• **What you are asked to do**
Copy out each line of the data holding "price".

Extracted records
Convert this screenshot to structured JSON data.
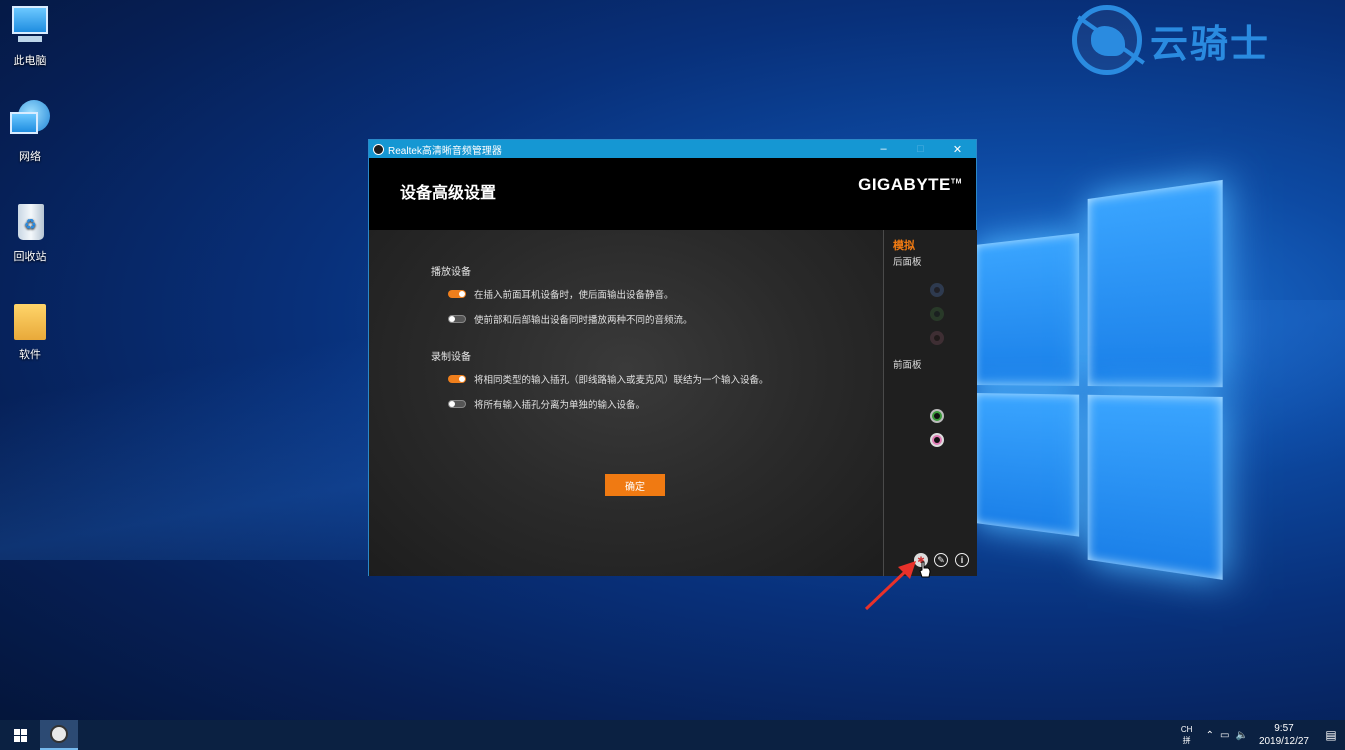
{
  "watermark": {
    "text": "云骑士"
  },
  "desktop": {
    "icons": [
      {
        "label": "此电脑"
      },
      {
        "label": "网络"
      },
      {
        "label": "回收站"
      },
      {
        "label": "软件"
      }
    ]
  },
  "window": {
    "title": "Realtek高清晰音频管理器",
    "minimize": "–",
    "maximize": "□",
    "close": "✕",
    "header_title": "设备高级设置",
    "brand_logo": "GIGABYTE",
    "brand_tm": "TM"
  },
  "settings": {
    "playback": {
      "label": "播放设备",
      "options": [
        {
          "text": "在插入前面耳机设备时，使后面输出设备静音。",
          "enabled": true
        },
        {
          "text": "使前部和后部输出设备同时播放两种不同的音频流。",
          "enabled": false
        }
      ]
    },
    "recording": {
      "label": "录制设备",
      "options": [
        {
          "text": "将相同类型的输入插孔（即线路输入或麦克风）联结为一个输入设备。",
          "enabled": true
        },
        {
          "text": "将所有输入插孔分离为单独的输入设备。",
          "enabled": false
        }
      ]
    },
    "ok_button": "确定"
  },
  "side_panel": {
    "analog_label": "模拟",
    "rear_label": "后面板",
    "front_label": "前面板",
    "tools": [
      {
        "icon": "gear-icon"
      },
      {
        "icon": "wrench-icon"
      },
      {
        "icon": "info-icon"
      }
    ]
  },
  "taskbar": {
    "ime_top": "CH",
    "ime_bottom": "拼",
    "time": "9:57",
    "date": "2019/12/27"
  },
  "colors": {
    "accent_orange": "#f07a12",
    "titlebar_blue": "#1597d3",
    "jack_green": "#3a9a3a",
    "jack_pink": "#e07bb5",
    "jack_blue": "#4a6ea8"
  }
}
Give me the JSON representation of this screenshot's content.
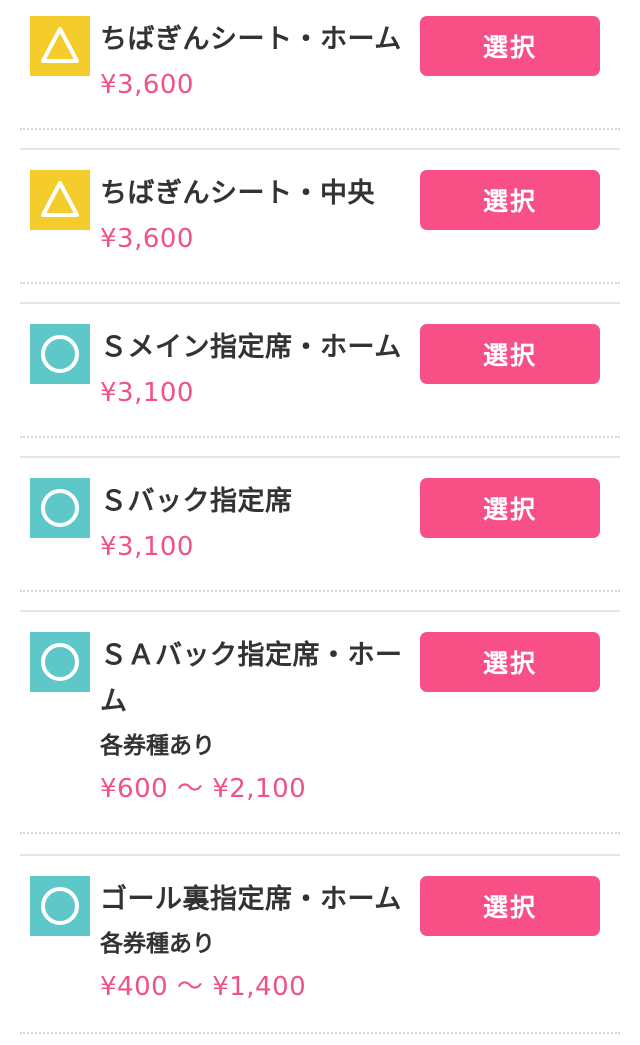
{
  "colors": {
    "accent": "#f74f86",
    "price": "#f2508a",
    "triangle_icon_bg": "#f4cd2d",
    "circle_icon_bg": "#5ec7c8"
  },
  "seats": [
    {
      "icon": "triangle-icon",
      "name": "ちばぎんシート・ホーム",
      "note": "",
      "price": "¥3,600",
      "button": "選択"
    },
    {
      "icon": "triangle-icon",
      "name": "ちばぎんシート・中央",
      "note": "",
      "price": "¥3,600",
      "button": "選択"
    },
    {
      "icon": "circle-icon",
      "name": "Ｓメイン指定席・ホーム",
      "note": "",
      "price": "¥3,100",
      "button": "選択"
    },
    {
      "icon": "circle-icon",
      "name": "Ｓバック指定席",
      "note": "",
      "price": "¥3,100",
      "button": "選択"
    },
    {
      "icon": "circle-icon",
      "name": "ＳＡバック指定席・ホーム",
      "note": "各券種あり",
      "price": "¥600 ～ ¥2,100",
      "button": "選択"
    },
    {
      "icon": "circle-icon",
      "name": "ゴール裏指定席・ホーム",
      "note": "各券種あり",
      "price": "¥400 ～ ¥1,400",
      "button": "選択"
    }
  ]
}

• **Answer for the task**
    "price": "#f2508a",
      "price": "¥3,600",
      "price": "¥3,600",
      "price": "¥3,100",
      "price": "¥3,100",
      "price": "¥600 ～ ¥2,100",
      "price": "¥400 ～ ¥1,400",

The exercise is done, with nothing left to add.